If de-repression initiates production of "foreign" "

hormone, the hormone should be identical with thatproduced physiologically. The final proof of this

depends on complete chemical analysis. Methods usedfor identification have included biological and immuno-assay, and investigation of the gross chemical propertiesof the substance. Corticotrophin ’20 21 antidiuretichormone,22 23 insulin ’24 25 and gastrin,26 have beendemonstrated by both types of assay, parathyroidhormone by immunoassay alone,27 and thyrotropin,2g14. Gellhorn, A. Cancer Res. 1963, 23, 961.15. Lipsett, M. B., Odell, W. D., Rosenberg, L. E., Waldmann, T. A.

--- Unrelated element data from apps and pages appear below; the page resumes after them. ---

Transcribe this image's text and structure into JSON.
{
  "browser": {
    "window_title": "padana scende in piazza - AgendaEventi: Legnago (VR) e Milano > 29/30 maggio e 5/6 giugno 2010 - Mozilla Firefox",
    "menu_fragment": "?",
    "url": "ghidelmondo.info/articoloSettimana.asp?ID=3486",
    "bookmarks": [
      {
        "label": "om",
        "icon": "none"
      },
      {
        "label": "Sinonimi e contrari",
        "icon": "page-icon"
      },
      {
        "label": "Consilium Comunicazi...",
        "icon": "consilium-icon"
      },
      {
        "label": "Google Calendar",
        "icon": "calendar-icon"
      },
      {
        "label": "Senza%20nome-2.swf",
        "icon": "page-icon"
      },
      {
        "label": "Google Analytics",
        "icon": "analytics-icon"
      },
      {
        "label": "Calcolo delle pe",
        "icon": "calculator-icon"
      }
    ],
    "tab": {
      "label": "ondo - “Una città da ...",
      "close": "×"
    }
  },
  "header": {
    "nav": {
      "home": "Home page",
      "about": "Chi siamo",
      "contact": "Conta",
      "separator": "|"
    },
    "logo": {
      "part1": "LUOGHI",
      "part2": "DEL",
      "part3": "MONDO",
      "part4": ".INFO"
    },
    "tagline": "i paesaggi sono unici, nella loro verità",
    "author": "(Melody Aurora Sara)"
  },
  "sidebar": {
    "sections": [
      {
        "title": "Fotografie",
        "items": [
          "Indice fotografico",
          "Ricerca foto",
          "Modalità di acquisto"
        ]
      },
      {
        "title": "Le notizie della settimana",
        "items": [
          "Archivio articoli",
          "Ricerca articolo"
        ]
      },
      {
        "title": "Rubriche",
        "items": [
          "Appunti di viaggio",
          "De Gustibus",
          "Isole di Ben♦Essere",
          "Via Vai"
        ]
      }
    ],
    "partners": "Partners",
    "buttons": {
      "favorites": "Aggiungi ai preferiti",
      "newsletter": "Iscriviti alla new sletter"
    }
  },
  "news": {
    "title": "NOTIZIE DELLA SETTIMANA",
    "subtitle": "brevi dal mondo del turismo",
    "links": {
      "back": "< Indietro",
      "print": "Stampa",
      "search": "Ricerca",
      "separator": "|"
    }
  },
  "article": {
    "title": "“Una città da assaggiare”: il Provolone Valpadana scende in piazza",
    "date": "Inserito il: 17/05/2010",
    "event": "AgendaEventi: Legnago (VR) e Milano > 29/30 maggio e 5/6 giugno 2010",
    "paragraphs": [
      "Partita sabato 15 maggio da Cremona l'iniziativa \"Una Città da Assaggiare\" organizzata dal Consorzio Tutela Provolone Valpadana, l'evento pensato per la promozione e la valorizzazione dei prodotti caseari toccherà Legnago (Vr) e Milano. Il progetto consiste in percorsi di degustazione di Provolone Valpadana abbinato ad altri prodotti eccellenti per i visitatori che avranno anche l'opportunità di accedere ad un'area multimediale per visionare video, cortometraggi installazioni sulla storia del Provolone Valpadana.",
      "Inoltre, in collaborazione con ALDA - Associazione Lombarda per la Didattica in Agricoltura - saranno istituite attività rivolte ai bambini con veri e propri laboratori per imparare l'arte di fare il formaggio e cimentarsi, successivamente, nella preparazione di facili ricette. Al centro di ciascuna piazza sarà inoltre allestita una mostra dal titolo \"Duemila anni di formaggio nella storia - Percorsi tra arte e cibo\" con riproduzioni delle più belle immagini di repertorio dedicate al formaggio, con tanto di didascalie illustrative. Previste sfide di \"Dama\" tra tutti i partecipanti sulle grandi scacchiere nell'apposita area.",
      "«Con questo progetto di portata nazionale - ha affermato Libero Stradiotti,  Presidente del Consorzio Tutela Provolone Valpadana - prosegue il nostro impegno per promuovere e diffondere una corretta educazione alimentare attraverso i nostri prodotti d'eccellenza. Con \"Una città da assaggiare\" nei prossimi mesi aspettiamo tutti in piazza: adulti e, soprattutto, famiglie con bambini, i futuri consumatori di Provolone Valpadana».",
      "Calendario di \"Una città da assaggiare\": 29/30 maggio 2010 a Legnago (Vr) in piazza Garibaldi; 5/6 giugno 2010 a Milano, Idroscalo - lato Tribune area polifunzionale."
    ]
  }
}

Ann. intern. Med. 1964, 61, 733.16. Allfrey, V. G. Cancer Res. 1966, 26, 2026.17. Jacob, F., Monod, J. J. mol. Biol. 1961, 3, 318.18. Huang, R. C., Bonner, J. Proc. natn. Acad. Sci. U.S.A. 1962, 48, 1216.19. Allfrey, V. G., Mirsky, A. E. ibid. p. 1590.20. Liddle, G. W., Island, D. P., Ney, R. L., Nicholson, W. E., Shimizu, N.

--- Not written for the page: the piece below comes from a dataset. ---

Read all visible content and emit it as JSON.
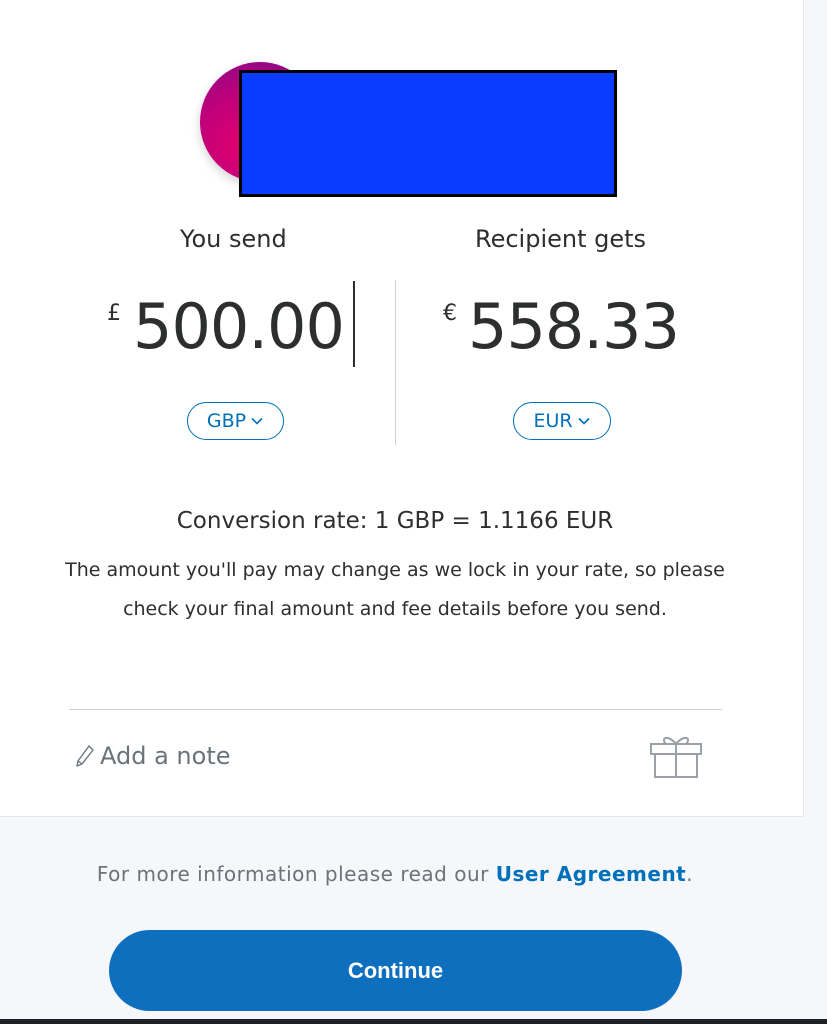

Archs intern. Med. 1963, 111, 471.21. Jaret, L., Lacy, P. E., Kipnus, D. M. J. clin. Endocr. Metab. 1964, 24,

543.22. Lee, J., Jones, J. J., Barraclough, M. A. Lancet, 1964, ii, 792.23. Utiger, R. D. J. clin. Endocr. Metab. 1966, 26, 970.24. August, J. T., Hiatt, H. H. New Engl. J. Med. 1958, 258, 17.25. Oleesky, S., Bailey, I., Samols, E., Bikus, D. Lancet, 1962, ii, 378.26. Monaco, A. P., Lythgoe, J. P., Waddell, W. R. ibid. 1961, ii, 1016.27. Tashjian, A. H., Levine, L., Munson, P. L. J. exp. Med. 1964, 119, 467.28. Bates, R. W., Cornfield, J. Endocrinology, 1957, 60, 225.